Thursday, 1 December 2011

Tougher Games: Why?

I was starting to respond to a comment from my last post and it kind of turned into a blog post of it's own. I thought I might as well create a new post instead of having this buried in an obscure comment section.

Sammy Blackstar said...
"After coming back to online poker after 1 year from Oct.2010 I'd have to totally agree with this. The traffic on the cash games is pretty much 24 tables at each limit with regs making up the average.

I thought oh well I'll grind SNGs, the traffic is down on those. I think the #1 problem isn't the FPP Pros, it is that there are FAR TOO MANY Poker sites and so it isolates the players to many different places so getting a good game going is hard.

I blame Deuces Cracked and The Poker Blueprint for making this all happen. They show exactly how to mass table 10-50nl and make more then a minimum wage job."

I don't know if I can really blame it on there being too many poker sites. I took a look at pokerscout and added up the peak time cash players that are not ring-fenced -- I discarded all of the .it and .fr and svenska spel etc -- and there seem to be about 40k international peak time cash game players compared to Stars' 46k international peak cash players.

If we took all of those players and stuck them on Stars, sure we'd double the player pool and increase the number of tables somewhat, but I don't know how big of a dent it would make  in the shark:fish ratio due to the 24 table limit.

Lets say the current pool is 75% fish and 25% regs on Stars with real fish averaging 1 table and regs averaging 15. That's a 5:1 reg:fish ratio (pretty accurate ime for a mid cross section of the lobby at 25NL-50NL where there's more fish lower and less higher).

Now lets double the pool with the incoming players being a 80/20 split from euro sites. Essentially 155 fish for every 45 regs total for new percentages of 78% fish and 22% regs. With a 1 vs 15 table split it improves to 4.2:1.

That's obviously better, but it's not really going to happen and the same can be accomplished by simply reducing the average tables played by regs to 12 or less (note I'm not saying the average is 15, just for calculation's sake but as a general rule this shows that reducing tables slightly will vastly improve ratios compared to making huge increases in the player pool not having much relative effect).

Compare that to the 80/20 or better split on Euro sites where the software is so terrible that regs can't play more than 6 tables and are not enticed to play there even though it has 60% rakeback. You end up with a super fishy ratio of 1.5:1 through nothing more than a bad software feature.

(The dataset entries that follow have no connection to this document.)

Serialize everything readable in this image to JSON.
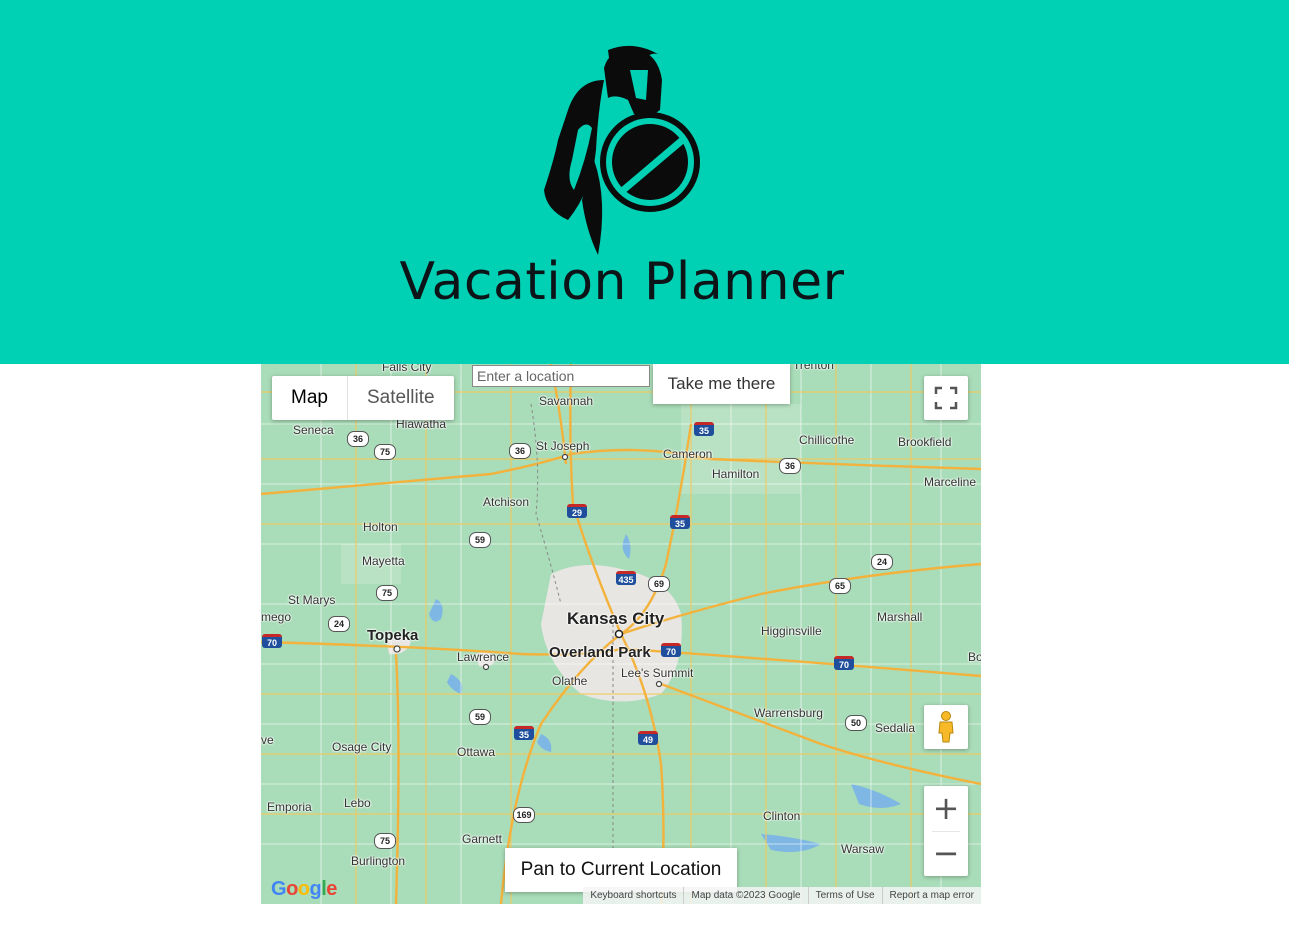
{
  "app": {
    "title": "Vacation Planner"
  },
  "map": {
    "type_buttons": {
      "map": "Map",
      "satellite": "Satellite"
    },
    "search": {
      "placeholder": "Enter a location",
      "button": "Take me there"
    },
    "pan_button": "Pan to Current Location",
    "zoom": {
      "in": "+",
      "out": "−"
    },
    "attribution": {
      "keyboard": "Keyboard shortcuts",
      "data": "Map data ©2023 Google",
      "terms": "Terms of Use",
      "report": "Report a map error"
    },
    "places": {
      "falls_city": "Falls City",
      "savannah": "Savannah",
      "trenton": "Trenton",
      "seneca": "Seneca",
      "hiawatha": "Hiawatha",
      "st_joseph": "St Joseph",
      "cameron": "Cameron",
      "chillicothe": "Chillicothe",
      "brookfield": "Brookfield",
      "hamilton": "Hamilton",
      "marceline": "Marceline",
      "atchison": "Atchison",
      "holton": "Holton",
      "mayetta": "Mayetta",
      "st_marys": "St Marys",
      "emego": "mego",
      "topeka": "Topeka",
      "kansas_city": "Kansas City",
      "higginsville": "Higginsville",
      "marshall": "Marshall",
      "bo": "Bo",
      "lawrence": "Lawrence",
      "overland_park": "Overland Park",
      "lees_summit": "Lee's Summit",
      "olathe": "Olathe",
      "warrensburg": "Warrensburg",
      "sedalia": "Sedalia",
      "ve": "ve",
      "osage_city": "Osage City",
      "ottawa": "Ottawa",
      "emporia": "Emporia",
      "lebo": "Lebo",
      "garnett": "Garnett",
      "clinton": "Clinton",
      "burlington": "Burlington",
      "warsaw": "Warsaw"
    },
    "shields": {
      "us36a": "36",
      "us75a": "75",
      "us36b": "36",
      "i35a": "35",
      "us36c": "36",
      "i29": "29",
      "i35b": "35",
      "us59a": "59",
      "i435": "435",
      "us69": "69",
      "us65": "65",
      "us24a": "24",
      "us75b": "75",
      "us24b": "24",
      "i70a": "70",
      "i70b": "70",
      "i70c": "70",
      "us59b": "59",
      "i35c": "35",
      "i49": "49",
      "us50": "50",
      "us169": "169",
      "us75c": "75"
    }
  }
}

I do however agree with you that training sites and good poker books literally giving away information for fractions of a penny on the dollar returned is largely at fault as well for turning the pool from a 90/10 split into a 75/25 split.

I distinctly remember people laughing at high priced ebook prices saying "A book is not worth $1000." Sure, a book is only worth $10 in paper and preparation, but the knowledge contained in it is worth thousands if it's groundbreaking stuff that other people don't have access to. I greatly attribute my success and progress in 2009 to the thought process structures in Baluga's Easy Game and I can track the flattening of my graph according to how fast the curve caught up to me as that info trickled out into the public domain.

Training sites and poker book authors vastly undervalue their product. This is a niche market and new information in niche markets is worth a lot of money. College textbooks and classes get you from $25k/year to $75k/year for a one time $1k-$5k purchase on books and $10k-$100k on classes depending where you live -- an amazing return. (Yes you could argue that the information is worthless and the piece of paper you get at the end is where the money is which is true a lot of the time -- but think engineering, graphic design, accounting...).

Poker information does exactly the same thing but people just see it as a book for a game. Full Stop. So it's only worth $29.99 -- giving the smart people that can actually implement it an incredible deal and return on investment in the process -- and authors and sites have decided to go with the mass production approach.

Kind of like how the poker sites are in a "RAKE ALL THE POTS!" mode right now trying to scoop as much as they can while they can by redistributing rake -- think switching to "fun and fair" weighted contributed which was actually less fun and far from fair -- and desperately trying to increase volume.

I can't say I really blame them since it's starting to look like a boom and artificially induced bust fad. Don't get me wrong, poker is not going to ever die out. Slots have always been -EV but they've always survived.

It's going to be interesting to see how the online game evolves. I expect with the status quo there will be a slow, mass culling of regs who get sick of being FPP pros or start only breaking even after rakeback, at which point the game will become more profitable again, leading to another slow decline as some regs trickle in and out of the game.

I only see two ways to avoid this eventual inevitability: reduce tables or have regulation that lets the public know they are free to be perpetual massive whales and a permanent source of disposable income. It's kind of ironic that if this happens, US players are actually going to end up way better off than the rest of us if they don't let us in, assuming their government doesn't rake them to death.

No comments:

Post a Comment